Irish-based builders merchant and DIY retailer Grafton Group made a pre-tax profit of £101m on revenues of £2.1 billion according to full year results published this morning.

Grafton, which reports in sterling as it is listed in the UK where the majority of its business takes place, said overall revenues were up 10% and profit up 55% as it benefited from economic recovery and a pick-up in building activity in both Ireland and the UK.

Gavin Slark, Grafton Group's chief executive, says that the most important - and enjoyable - thing for the company last year was seeing the recovery in the Irish market. Mr Slark says he was "delighted" to see the recovery in the Irish builders merchanting business which reported significantly improved revenues and profits. He added that the UK economy has been in recovery mode for the last couple of years and the market there now has moved beyond the early recovery bounce and has moved to a fairly predictable and stable growth pattern.  

The Grafton boss says it is very early to say whether the new Central Bank regulations on mortgage lending will have a significant impact on its business. He says that as Irish consumers gets confidence back in their own bank accounts, they do look to invest in their existing property. Ireland is a nation of home owners, he adds. As far as house building is concerned, Mr Slark says that there is a shortage of new houses in and around the Dublin area. While there is a lot of small projects going on at the moment, Grafton is looking forward to the return of large scale projects in Dublin and then moving out towards Cork, Galway and Limerick and spreading across the country.

Despite the economic recovery, trading conditions in the group's DIY operations - Woodies - remained subdued last year. The Grafton boss says the Woodies chain spent a lot of time last year trying to refocus on its core markets of DIY, home and garden. During the downturn, a number of different products were put into Woodies and Mr Slark said the company had to refocus on what Woodies was good at and what it was well known for in Ireland. He says the DIY market historically follows the RMI and house building market and as more houses start to be built, consumers will start to spend more money on their houses. 

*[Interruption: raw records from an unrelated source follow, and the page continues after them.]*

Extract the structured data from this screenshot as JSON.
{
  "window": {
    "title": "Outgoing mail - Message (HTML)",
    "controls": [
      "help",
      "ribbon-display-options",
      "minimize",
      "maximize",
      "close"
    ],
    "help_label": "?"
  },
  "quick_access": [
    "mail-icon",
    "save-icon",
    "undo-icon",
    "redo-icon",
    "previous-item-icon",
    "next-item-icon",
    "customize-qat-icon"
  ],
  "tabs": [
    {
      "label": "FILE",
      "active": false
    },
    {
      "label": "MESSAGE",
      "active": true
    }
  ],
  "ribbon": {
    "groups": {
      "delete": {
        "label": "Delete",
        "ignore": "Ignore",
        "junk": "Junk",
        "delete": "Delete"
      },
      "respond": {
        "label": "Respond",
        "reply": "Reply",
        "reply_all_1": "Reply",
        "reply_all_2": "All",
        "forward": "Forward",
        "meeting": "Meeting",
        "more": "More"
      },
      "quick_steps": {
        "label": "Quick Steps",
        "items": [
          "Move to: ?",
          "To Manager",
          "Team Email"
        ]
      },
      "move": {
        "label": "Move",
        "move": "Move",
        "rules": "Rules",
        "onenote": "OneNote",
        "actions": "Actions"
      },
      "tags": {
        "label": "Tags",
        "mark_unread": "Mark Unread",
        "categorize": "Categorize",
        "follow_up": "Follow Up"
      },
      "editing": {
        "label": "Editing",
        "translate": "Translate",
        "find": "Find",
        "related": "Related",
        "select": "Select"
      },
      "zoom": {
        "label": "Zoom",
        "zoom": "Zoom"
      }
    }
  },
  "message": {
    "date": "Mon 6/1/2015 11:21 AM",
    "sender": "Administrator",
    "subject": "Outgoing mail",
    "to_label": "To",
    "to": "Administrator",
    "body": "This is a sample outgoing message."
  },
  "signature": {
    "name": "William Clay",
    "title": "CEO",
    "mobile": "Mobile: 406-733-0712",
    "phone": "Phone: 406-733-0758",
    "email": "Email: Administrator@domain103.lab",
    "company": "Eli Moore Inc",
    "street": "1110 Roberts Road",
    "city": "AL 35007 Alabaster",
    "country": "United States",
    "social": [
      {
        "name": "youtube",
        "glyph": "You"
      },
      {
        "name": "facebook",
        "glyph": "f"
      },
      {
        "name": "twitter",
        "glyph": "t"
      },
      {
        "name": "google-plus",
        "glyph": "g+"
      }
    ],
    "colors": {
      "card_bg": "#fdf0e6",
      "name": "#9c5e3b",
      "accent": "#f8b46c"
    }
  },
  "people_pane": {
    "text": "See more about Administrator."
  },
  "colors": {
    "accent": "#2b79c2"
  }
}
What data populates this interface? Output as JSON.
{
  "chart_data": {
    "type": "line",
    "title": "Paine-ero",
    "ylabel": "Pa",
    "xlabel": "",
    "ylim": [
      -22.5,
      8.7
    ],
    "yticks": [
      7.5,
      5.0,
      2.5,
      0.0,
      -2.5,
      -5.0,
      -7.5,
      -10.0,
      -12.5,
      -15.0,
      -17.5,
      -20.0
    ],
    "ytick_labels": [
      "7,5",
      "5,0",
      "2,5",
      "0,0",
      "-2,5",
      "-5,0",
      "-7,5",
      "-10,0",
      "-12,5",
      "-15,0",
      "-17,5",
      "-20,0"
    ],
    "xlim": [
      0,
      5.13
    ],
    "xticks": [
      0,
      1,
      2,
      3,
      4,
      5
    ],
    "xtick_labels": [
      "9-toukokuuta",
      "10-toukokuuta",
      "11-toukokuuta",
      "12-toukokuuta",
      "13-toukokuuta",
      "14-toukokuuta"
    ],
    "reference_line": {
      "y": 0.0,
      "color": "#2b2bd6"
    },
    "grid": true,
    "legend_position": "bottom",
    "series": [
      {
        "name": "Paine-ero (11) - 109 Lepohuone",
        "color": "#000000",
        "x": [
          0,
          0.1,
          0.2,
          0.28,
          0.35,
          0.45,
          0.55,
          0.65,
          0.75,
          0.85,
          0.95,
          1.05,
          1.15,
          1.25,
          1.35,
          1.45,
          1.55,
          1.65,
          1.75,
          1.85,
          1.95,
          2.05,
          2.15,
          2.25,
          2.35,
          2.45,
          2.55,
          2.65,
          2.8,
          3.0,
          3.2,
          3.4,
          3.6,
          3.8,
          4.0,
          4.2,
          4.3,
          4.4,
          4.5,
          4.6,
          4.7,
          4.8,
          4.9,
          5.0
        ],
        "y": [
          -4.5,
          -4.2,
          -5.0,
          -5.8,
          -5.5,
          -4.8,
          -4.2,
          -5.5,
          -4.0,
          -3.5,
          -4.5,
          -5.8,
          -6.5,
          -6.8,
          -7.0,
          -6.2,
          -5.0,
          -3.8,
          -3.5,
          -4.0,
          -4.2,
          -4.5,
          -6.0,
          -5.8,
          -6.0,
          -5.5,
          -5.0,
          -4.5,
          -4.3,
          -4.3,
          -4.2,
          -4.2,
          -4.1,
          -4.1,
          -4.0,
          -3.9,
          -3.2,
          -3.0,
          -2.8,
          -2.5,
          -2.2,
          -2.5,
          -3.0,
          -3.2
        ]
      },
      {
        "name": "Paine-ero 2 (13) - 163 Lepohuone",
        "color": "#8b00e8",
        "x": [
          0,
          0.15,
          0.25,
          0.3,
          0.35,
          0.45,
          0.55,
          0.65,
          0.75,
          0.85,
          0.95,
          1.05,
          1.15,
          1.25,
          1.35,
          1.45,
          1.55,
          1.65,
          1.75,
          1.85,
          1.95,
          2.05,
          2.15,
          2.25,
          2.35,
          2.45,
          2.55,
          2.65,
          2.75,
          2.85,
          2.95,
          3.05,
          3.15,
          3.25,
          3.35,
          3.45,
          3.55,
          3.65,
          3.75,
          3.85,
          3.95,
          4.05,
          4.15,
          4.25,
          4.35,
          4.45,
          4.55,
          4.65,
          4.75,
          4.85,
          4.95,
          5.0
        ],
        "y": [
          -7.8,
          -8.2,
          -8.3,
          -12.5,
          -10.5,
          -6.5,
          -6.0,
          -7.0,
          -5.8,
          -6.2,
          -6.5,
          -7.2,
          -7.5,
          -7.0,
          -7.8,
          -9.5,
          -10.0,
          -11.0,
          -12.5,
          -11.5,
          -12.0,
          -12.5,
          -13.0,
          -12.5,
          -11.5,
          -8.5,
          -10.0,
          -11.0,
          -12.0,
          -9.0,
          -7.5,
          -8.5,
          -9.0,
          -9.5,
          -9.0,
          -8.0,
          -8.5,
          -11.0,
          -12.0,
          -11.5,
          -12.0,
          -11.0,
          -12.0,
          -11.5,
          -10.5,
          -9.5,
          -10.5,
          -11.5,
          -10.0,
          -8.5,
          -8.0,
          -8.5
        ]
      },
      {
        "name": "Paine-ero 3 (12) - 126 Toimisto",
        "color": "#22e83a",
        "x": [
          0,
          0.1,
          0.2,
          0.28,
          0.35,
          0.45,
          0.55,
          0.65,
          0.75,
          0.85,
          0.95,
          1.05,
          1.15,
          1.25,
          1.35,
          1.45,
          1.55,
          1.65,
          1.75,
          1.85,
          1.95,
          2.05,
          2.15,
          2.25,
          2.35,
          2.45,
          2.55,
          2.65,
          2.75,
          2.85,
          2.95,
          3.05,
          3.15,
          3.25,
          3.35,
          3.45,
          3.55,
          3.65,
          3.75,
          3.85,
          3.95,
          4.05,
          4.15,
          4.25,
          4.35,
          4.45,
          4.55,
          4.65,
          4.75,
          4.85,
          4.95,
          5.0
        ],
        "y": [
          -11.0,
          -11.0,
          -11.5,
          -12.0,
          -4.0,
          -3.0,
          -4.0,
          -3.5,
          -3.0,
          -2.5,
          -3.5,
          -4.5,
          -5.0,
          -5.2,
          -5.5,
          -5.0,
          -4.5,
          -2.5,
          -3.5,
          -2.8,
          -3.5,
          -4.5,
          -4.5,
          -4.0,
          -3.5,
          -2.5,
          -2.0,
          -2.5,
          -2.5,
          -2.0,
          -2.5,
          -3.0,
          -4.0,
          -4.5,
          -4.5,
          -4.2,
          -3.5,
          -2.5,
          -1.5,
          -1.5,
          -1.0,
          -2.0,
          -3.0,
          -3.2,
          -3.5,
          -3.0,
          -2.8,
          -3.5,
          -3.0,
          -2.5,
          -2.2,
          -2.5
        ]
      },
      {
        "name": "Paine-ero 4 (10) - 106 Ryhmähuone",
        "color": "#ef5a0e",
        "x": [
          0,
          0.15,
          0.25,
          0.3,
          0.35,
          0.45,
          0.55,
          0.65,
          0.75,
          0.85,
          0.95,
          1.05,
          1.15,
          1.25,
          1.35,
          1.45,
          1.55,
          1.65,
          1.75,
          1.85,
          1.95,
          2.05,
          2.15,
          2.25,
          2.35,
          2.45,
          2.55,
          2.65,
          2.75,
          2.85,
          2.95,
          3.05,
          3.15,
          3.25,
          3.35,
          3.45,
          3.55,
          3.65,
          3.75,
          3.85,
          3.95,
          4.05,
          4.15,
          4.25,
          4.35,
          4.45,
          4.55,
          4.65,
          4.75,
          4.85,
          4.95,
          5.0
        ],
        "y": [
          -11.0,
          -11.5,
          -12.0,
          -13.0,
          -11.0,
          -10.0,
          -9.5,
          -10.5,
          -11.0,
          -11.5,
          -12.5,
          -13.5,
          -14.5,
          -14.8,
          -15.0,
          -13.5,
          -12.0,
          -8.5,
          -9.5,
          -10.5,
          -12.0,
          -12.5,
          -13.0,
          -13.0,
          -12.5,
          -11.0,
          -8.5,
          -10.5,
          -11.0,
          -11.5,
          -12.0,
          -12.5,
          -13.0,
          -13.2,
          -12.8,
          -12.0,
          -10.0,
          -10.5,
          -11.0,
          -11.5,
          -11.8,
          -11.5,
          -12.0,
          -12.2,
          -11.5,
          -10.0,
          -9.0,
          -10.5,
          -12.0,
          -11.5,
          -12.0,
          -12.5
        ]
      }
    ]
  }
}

MORNING BRIEFS - Dalata listed on the Irish Stock Exchange last year to raise a war chest from which to buy hotels. It has spent the proceeds a year ahead of schedule and this morning, alongside its annual results, announced a seventh acquisition. It has bought the Belfast Holiday Inn for €25.6m. Dalata's full year results show a pre-tax profit of €4.2m on revenue of €79m - up 30% year-on-year.

*** The proportion of Irish consumers who say they are saving money either regularly or occasionally has fallen since the start of the year, according to the latest Nationwide UK (Ireland) Savings Index. In February 61% of respondents identified themselves as savers according to the monthly index, compiled by the building society and the ESRI, compared to 65% in January.

*** Over 25,000 bicycles are stolen in Ireland each year but Carlow company Cyc Lok has come up with a new system for locking bicycles which it is hoping to sell to local authorities and large companies. It involves a series of lockers which can only be unlocked with a one-off PIN code generated when cyclists deposit their bikes. Cyc Lok works with a mobile app through which users would be able to find available spaces near them and make payments using a debit or credit card.